### TASK BRIEF
Look through the lines below, find those with the word "JSON", and copy them.

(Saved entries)

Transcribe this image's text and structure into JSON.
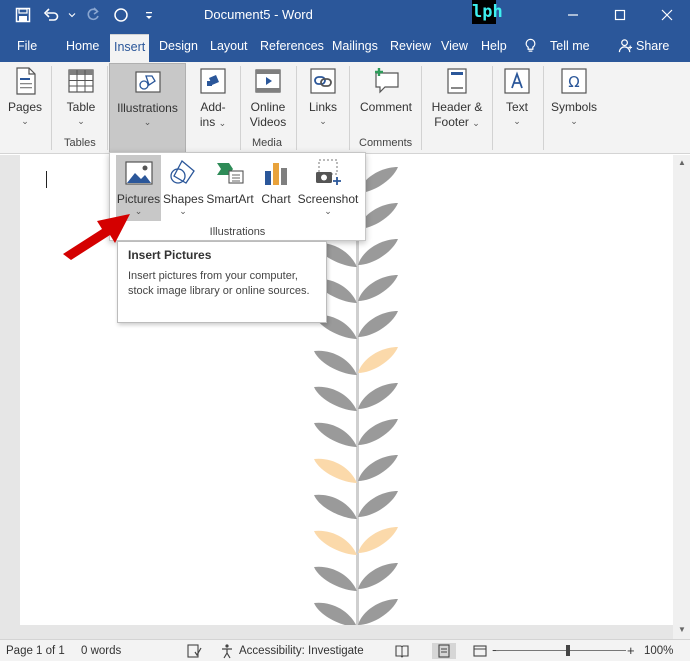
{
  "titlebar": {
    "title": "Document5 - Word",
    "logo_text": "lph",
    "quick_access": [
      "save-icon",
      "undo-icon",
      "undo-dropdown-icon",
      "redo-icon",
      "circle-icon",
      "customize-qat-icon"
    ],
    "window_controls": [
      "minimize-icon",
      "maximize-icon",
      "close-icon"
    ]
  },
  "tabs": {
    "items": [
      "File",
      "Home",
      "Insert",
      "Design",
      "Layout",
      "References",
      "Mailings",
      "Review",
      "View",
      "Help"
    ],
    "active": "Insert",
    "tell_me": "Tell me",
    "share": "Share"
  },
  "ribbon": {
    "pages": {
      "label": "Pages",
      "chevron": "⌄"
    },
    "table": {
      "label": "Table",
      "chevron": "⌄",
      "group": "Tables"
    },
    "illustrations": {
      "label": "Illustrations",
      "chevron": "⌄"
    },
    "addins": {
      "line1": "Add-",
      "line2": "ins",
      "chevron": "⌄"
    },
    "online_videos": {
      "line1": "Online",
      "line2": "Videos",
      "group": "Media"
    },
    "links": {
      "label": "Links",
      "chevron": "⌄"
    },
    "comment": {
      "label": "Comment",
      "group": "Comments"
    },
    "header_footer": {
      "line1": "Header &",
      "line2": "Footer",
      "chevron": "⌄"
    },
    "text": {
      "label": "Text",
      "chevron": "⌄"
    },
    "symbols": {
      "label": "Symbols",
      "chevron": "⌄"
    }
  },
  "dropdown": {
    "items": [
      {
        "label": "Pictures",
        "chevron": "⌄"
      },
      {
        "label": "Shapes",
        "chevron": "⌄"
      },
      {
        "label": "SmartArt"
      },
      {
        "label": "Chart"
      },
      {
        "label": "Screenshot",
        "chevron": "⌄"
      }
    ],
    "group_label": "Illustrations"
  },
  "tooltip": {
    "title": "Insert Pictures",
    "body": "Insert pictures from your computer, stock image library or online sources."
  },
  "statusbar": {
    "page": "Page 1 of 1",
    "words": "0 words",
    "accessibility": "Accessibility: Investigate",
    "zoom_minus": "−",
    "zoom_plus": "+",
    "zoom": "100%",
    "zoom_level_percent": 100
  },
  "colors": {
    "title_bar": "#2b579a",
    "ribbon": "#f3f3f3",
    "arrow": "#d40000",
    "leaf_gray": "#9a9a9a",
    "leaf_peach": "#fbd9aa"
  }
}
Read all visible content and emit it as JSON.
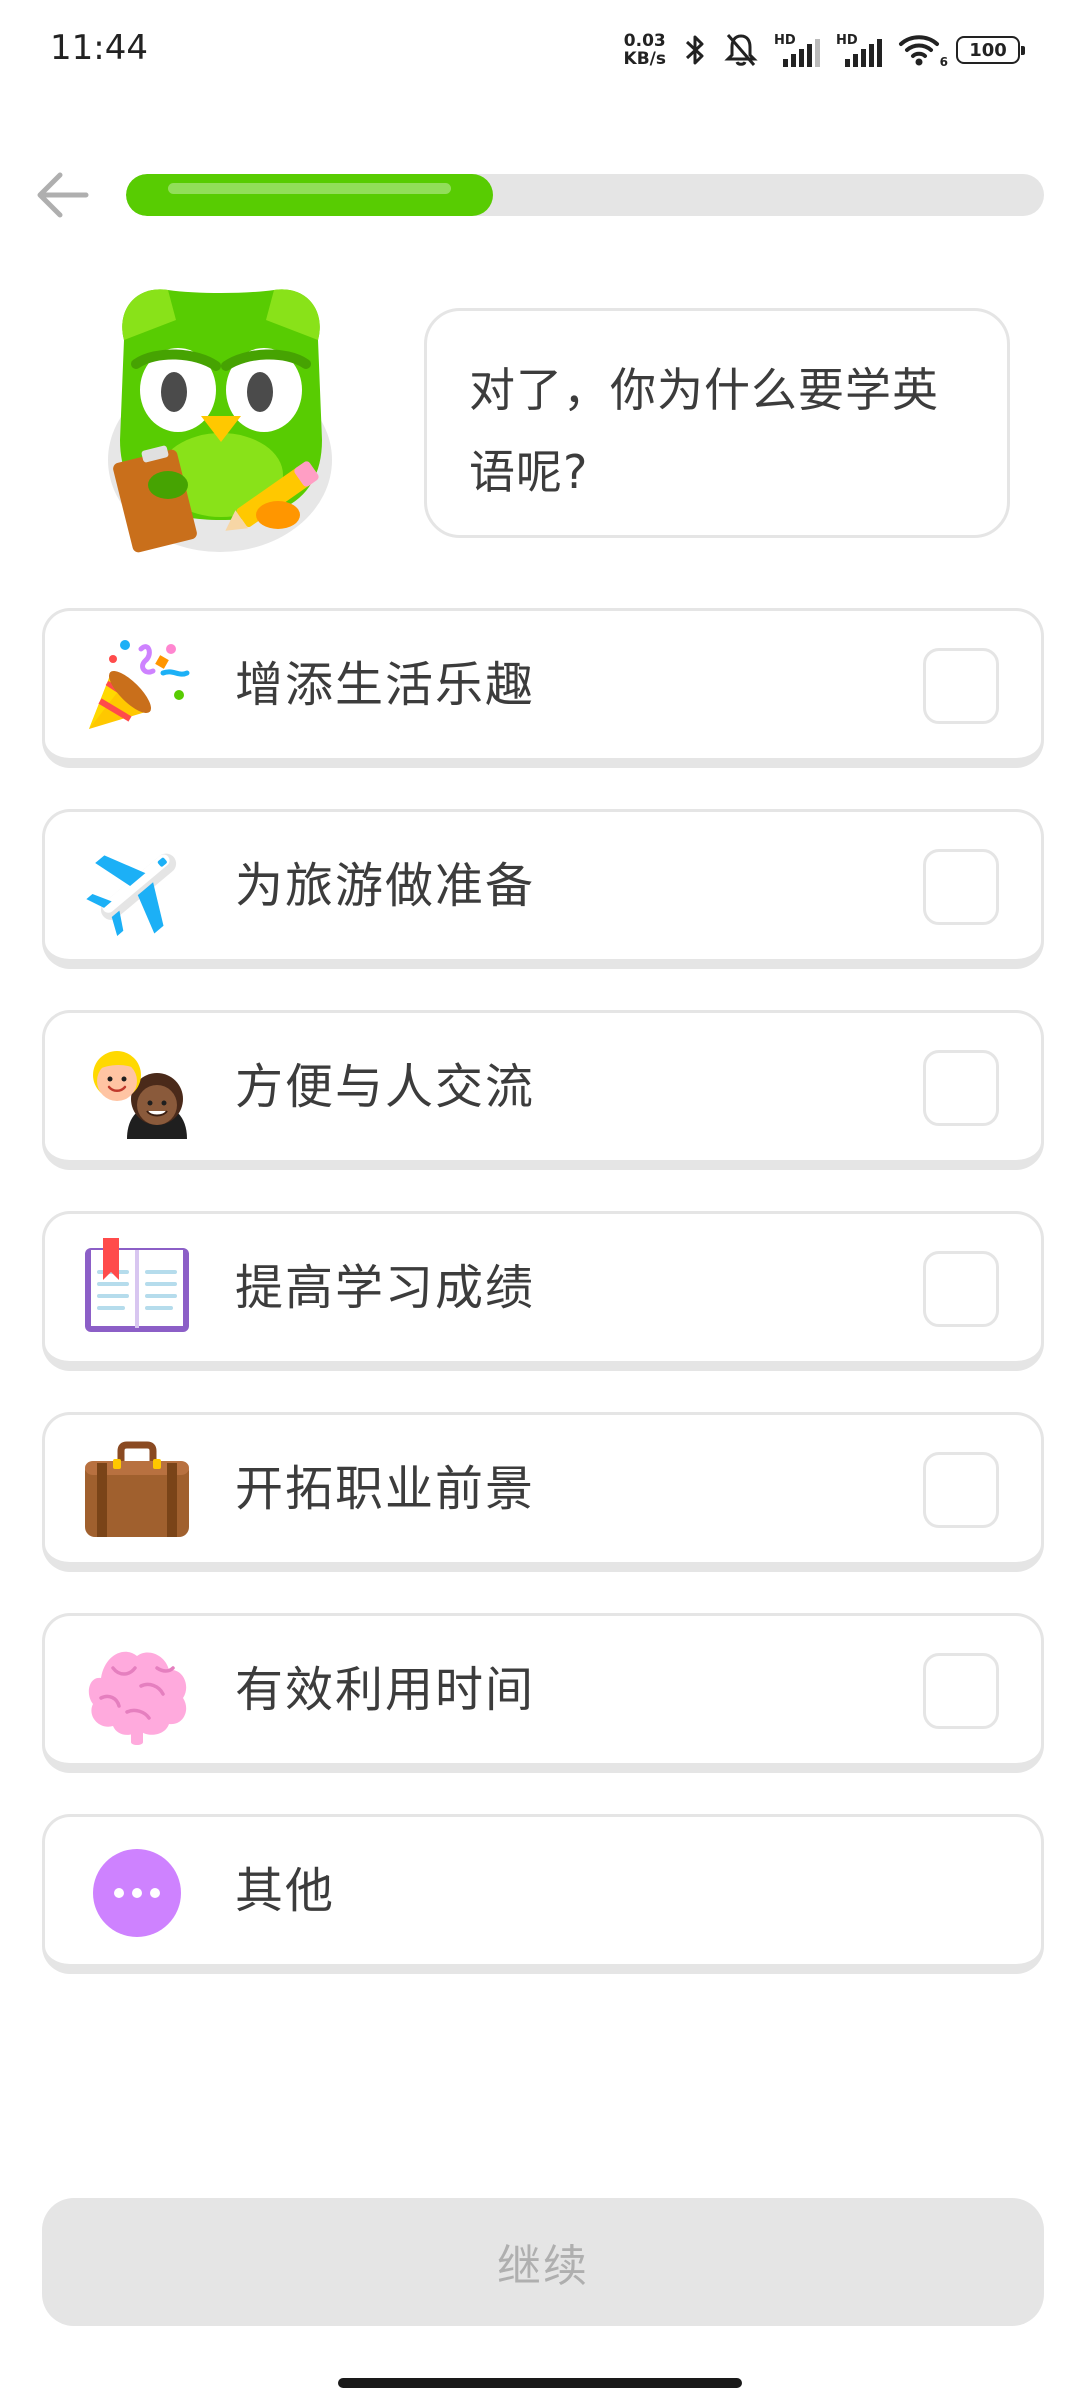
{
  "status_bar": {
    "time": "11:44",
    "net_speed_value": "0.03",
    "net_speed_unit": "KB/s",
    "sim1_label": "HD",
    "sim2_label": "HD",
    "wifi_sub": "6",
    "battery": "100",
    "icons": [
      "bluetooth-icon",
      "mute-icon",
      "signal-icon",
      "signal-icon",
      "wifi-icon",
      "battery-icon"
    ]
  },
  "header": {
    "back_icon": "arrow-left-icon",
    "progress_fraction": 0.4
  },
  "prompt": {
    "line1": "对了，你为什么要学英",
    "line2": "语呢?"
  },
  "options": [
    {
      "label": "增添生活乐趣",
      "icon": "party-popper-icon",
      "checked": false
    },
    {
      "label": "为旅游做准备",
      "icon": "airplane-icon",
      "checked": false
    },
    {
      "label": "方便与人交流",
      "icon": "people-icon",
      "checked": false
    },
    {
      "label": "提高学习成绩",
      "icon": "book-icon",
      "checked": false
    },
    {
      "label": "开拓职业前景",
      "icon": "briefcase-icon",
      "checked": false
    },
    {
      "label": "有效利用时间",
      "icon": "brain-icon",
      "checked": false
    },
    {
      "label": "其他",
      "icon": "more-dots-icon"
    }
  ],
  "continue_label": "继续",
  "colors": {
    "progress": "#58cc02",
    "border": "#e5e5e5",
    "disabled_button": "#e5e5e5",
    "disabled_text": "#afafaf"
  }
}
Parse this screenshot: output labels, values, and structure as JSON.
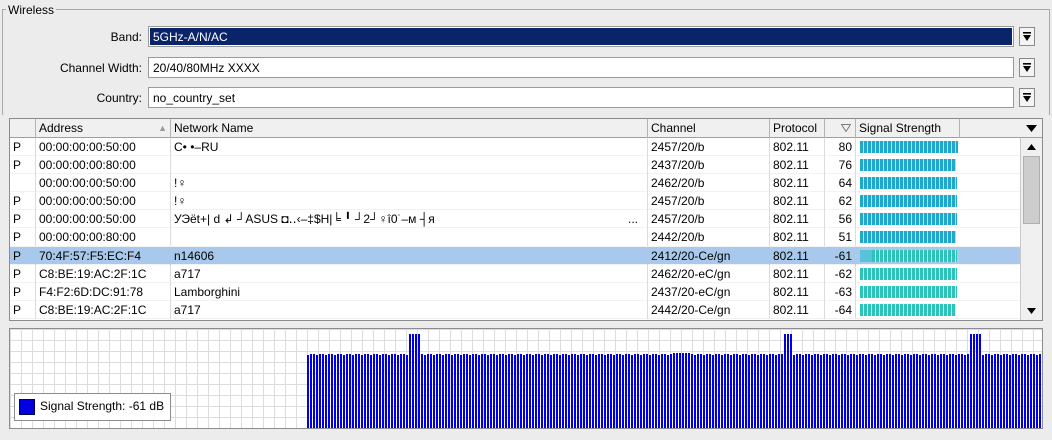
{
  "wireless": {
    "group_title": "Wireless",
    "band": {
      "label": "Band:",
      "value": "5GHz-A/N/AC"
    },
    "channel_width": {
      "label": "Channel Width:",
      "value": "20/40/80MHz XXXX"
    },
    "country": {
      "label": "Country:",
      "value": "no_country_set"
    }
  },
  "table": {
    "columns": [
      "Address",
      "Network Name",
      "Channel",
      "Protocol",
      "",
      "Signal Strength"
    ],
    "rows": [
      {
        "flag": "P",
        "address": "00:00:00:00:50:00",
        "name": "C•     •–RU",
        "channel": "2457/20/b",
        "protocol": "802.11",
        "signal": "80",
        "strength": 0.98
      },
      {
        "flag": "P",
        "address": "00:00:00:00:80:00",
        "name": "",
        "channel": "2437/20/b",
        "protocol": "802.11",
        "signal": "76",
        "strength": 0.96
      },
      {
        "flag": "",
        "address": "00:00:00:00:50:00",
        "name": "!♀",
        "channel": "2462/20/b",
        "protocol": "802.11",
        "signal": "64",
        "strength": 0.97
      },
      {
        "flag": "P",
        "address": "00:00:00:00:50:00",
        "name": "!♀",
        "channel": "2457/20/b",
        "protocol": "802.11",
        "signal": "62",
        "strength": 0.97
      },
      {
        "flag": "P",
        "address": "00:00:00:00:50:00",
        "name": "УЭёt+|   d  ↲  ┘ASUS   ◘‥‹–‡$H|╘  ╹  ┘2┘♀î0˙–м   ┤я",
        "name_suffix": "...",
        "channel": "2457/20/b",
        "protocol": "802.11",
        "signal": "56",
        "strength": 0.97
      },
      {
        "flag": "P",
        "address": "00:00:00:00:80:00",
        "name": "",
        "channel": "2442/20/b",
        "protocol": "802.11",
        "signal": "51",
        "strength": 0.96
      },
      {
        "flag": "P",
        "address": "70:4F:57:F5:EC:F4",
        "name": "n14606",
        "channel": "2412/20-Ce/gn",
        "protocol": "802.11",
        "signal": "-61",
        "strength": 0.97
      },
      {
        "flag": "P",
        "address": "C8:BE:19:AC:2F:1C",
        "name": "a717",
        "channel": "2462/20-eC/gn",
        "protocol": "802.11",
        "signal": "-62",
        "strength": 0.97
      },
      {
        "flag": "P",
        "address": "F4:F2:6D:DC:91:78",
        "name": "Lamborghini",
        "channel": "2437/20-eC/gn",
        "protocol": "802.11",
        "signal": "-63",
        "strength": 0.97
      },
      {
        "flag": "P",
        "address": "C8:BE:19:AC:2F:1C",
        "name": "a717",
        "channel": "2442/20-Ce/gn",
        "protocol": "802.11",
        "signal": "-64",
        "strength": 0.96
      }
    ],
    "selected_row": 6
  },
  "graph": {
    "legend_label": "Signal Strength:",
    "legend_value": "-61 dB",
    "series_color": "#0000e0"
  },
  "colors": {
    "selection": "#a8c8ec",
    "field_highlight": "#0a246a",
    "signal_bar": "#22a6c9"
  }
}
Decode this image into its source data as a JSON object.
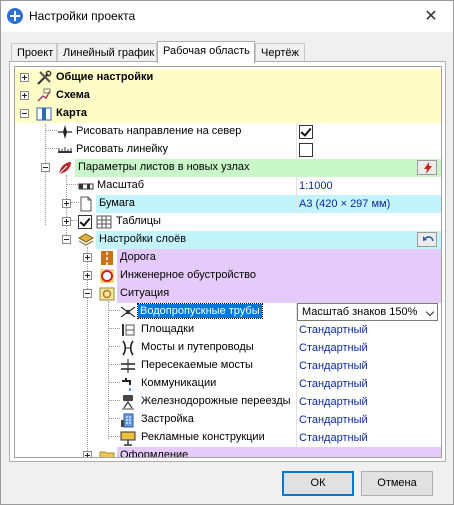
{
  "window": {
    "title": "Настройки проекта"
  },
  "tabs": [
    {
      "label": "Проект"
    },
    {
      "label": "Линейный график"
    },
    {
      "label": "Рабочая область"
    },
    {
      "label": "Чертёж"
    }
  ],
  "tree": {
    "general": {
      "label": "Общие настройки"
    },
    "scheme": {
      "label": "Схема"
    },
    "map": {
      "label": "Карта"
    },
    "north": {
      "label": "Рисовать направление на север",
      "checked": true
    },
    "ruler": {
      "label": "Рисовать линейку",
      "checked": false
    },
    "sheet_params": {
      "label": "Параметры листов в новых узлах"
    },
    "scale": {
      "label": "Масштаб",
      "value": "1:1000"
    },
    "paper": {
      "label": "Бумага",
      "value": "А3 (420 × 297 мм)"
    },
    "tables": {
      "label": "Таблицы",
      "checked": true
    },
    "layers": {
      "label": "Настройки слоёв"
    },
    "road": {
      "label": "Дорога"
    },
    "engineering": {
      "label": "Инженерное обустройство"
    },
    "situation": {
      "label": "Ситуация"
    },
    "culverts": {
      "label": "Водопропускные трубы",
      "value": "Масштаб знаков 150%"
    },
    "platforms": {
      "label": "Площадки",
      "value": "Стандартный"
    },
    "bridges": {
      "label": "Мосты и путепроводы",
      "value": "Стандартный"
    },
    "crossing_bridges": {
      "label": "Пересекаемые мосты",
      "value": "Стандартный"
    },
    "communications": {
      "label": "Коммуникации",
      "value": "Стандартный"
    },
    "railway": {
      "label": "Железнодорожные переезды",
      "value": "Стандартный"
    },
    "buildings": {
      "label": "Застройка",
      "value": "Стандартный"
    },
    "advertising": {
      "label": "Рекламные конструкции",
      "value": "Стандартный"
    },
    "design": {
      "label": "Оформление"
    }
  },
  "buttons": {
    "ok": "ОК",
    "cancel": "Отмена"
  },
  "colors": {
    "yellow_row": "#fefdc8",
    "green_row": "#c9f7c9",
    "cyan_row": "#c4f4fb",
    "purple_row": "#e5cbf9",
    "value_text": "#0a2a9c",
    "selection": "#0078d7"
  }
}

### EXERCISE RESPONSE
Transcribe this image's text and structure into JSON.
Read all visible content and emit it as JSON.
Parse this screenshot: output labels, values, and structure as JSON.
Decode this image into its source data as a JSON object.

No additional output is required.